The largest prison strike in the U.S. now enters its second week
It’s odd that this doesn’t seem to be reported in the mainstream media. Alice Speri reports in The Intercept:
The largest prison strike in U.S. history has been going on for nearly a week, but there’s a good chance you haven’t heard about it. For months, inmates at dozens of prisons across the country have been organizing through a network of smuggled cellphones, social media pages, and the support of allies on the outside. The effort culminated in a mass refusal to report to prison jobs on September 9, the anniversary of the 1971 Attica prison uprising.
“This is a call to action against slavery in America,” organizers wrote in an announcement that for weeks circulated inside and outside prisons nationwide, and that sums up the strikers’ primary demand: an end to free prison labor. “Forty-five years after Attica, the waves of change are returning to America’s prisons. This September we hope to coordinate and generalize these protests, to build them into a single tidal shift that the American prison system cannot ignore or withstand.”
Since Friday, details on the strike’s success have trickled out of prisons with some difficulty, but organizers and supporters have no doubt the scale of the action is unprecedented, though their assessment is difficult to verify and some corrections departments denied reports of strike-related activities in their states.
Prisoners in 24 states and 40 to 50 prisons pledged to join the strike, and as of Tuesday, prisoners in at least 11 states and 20 prisons continued the protest, according to outside supporters in Alabama. Tactics and specific demands varied locally, with some prisoners reportedly staging hunger strikes, and detainees in Florida protesting and destroying prison property ahead of the planned strike date.

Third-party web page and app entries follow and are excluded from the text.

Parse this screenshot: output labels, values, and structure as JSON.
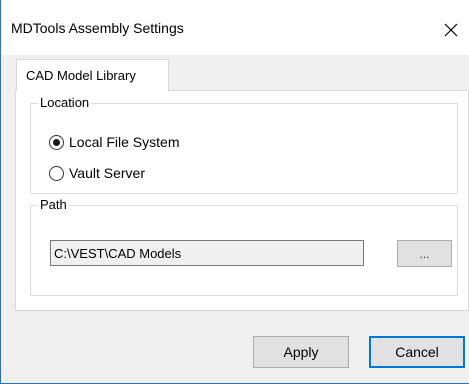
{
  "window": {
    "title": "MDTools Assembly Settings",
    "accent_color": "#0078d7"
  },
  "tabs": [
    {
      "label": "CAD Model Library",
      "selected": true
    }
  ],
  "location_group": {
    "label": "Location",
    "options": [
      {
        "label": "Local File System",
        "checked": true
      },
      {
        "label": "Vault Server",
        "checked": false
      }
    ]
  },
  "path_group": {
    "label": "Path",
    "value": "C:\\VEST\\CAD Models",
    "browse_label": "..."
  },
  "footer": {
    "apply_label": "Apply",
    "cancel_label": "Cancel"
  },
  "icons": {
    "close": "close-icon"
  }
}
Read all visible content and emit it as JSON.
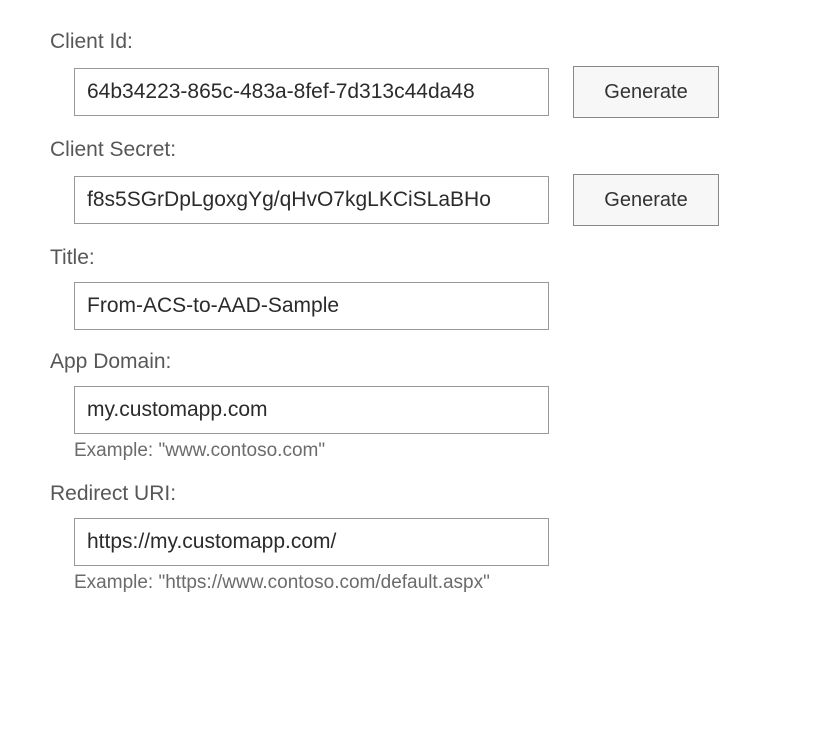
{
  "fields": {
    "client_id": {
      "label": "Client Id:",
      "value": "64b34223-865c-483a-8fef-7d313c44da48",
      "generate_label": "Generate"
    },
    "client_secret": {
      "label": "Client Secret:",
      "value": "f8s5SGrDpLgoxgYg/qHvO7kgLKCiSLaBHo",
      "generate_label": "Generate"
    },
    "title": {
      "label": "Title:",
      "value": "From-ACS-to-AAD-Sample"
    },
    "app_domain": {
      "label": "App Domain:",
      "value": "my.customapp.com",
      "hint": "Example: \"www.contoso.com\""
    },
    "redirect_uri": {
      "label": "Redirect URI:",
      "value": "https://my.customapp.com/",
      "hint": "Example: \"https://www.contoso.com/default.aspx\""
    }
  }
}
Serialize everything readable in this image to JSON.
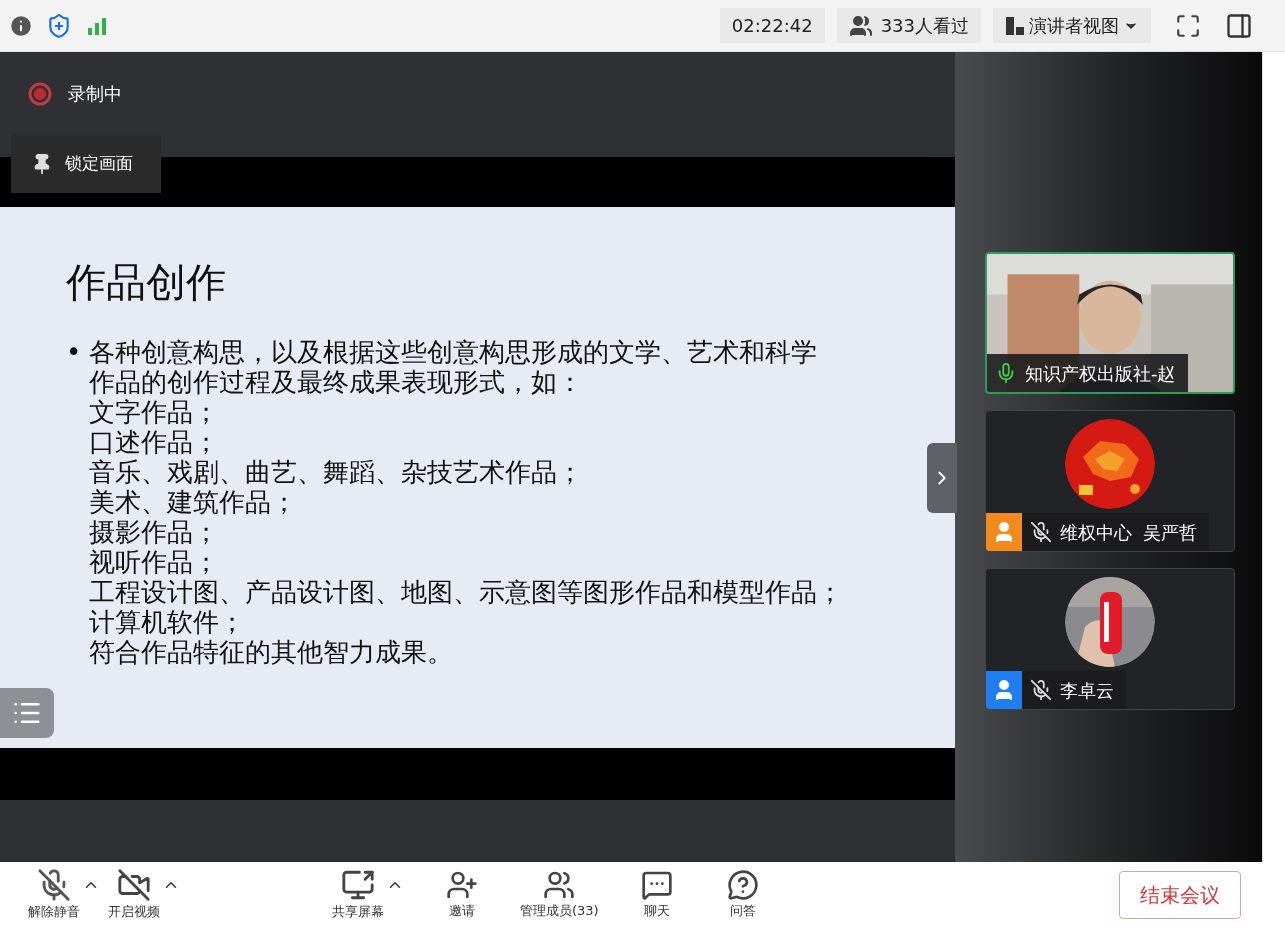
{
  "top_bar": {
    "timer": "02:22:42",
    "viewers": "333人看过",
    "view_mode": "演讲者视图"
  },
  "overlay": {
    "recording": "录制中",
    "lock": "锁定画面"
  },
  "slide": {
    "title": "作品创作",
    "bullet": "•",
    "intro": "各种创意构思，以及根据这些创意构思形成的文学、艺术和科学作品的创作过程及最终成果表现形式，如：",
    "lines": [
      "文字作品；",
      "口述作品；",
      "音乐、戏剧、曲艺、舞蹈、杂技艺术作品；",
      "美术、建筑作品；",
      "摄影作品；",
      "视听作品；",
      "工程设计图、产品设计图、地图、示意图等图形作品和模型作品；",
      "计算机软件；",
      "符合作品特征的其他智力成果。"
    ]
  },
  "participants": [
    {
      "name": "知识产权出版社-赵",
      "kind": "video",
      "muted": false,
      "speaking": true
    },
    {
      "name": "维权中心  吴严哲",
      "kind": "avatar",
      "muted": true,
      "speaking": false,
      "color": "#f28a1e"
    },
    {
      "name": "李卓云",
      "kind": "avatar",
      "muted": true,
      "speaking": false,
      "color": "#1e7ef2"
    }
  ],
  "toolbar": [
    {
      "label": "解除静音",
      "kind": "mic",
      "caret": true
    },
    {
      "label": "开启视频",
      "kind": "camera",
      "caret": true
    },
    {
      "label": "共享屏幕",
      "kind": "share",
      "caret": true
    },
    {
      "label": "邀请",
      "kind": "invite",
      "caret": false
    },
    {
      "label": "管理成员(33)",
      "kind": "members",
      "caret": false
    },
    {
      "label": "聊天",
      "kind": "chat",
      "caret": false
    },
    {
      "label": "问答",
      "kind": "qa",
      "caret": false
    }
  ],
  "end_button": "结束会议"
}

“There are probably 20,000 prisoners on strike right now, at least, which is the biggest prison strike in history, but the information is really sketchy and spotty,” said Ben Turk, who works on “in-reach” to prisons for the Incarcerated Workers Organizing Committee, a chapter of the Industrial Workers of the World union helping to coordinate the inmate-led initiative from the outside.
Small rallies and demonstrations in support of the strikers were staged in dozens of U.S. cities and a couple of foreign countries, but so far the coordinated strike remains largely ignored on the outside.
“The strike has been pulled off, but we’re not quite breaking through to getting mainstream media,” Turk told The Intercept, noting that the strike was widely covered by independent media. “I talk to people who aren’t in that milieu and aren’t seeing it on their social media, and they’ll be like, ‘We didn’t hear about it, there’s nothing about it anywhere.’”
That’s bad news for the strikers, who rely on the support of outsiders to push for more radical reform but also depend on their outside visibility to mitigate retaliation by prison officials.
A week into the strike, . . .
Interesting that in the U.S. today, slave labor is still used. Read the rest of the article on how prisons are ideal for housing slaves since the prison controls all communication to the outside and can put leaders into solitary confinement for as long as the prison wishes (decades in some cases). I’ve noted before that “Home of the brave” no longer applies given how easily the U.S. public panics and how fearful it is, and it seem that “Land of the free” does not apply to many.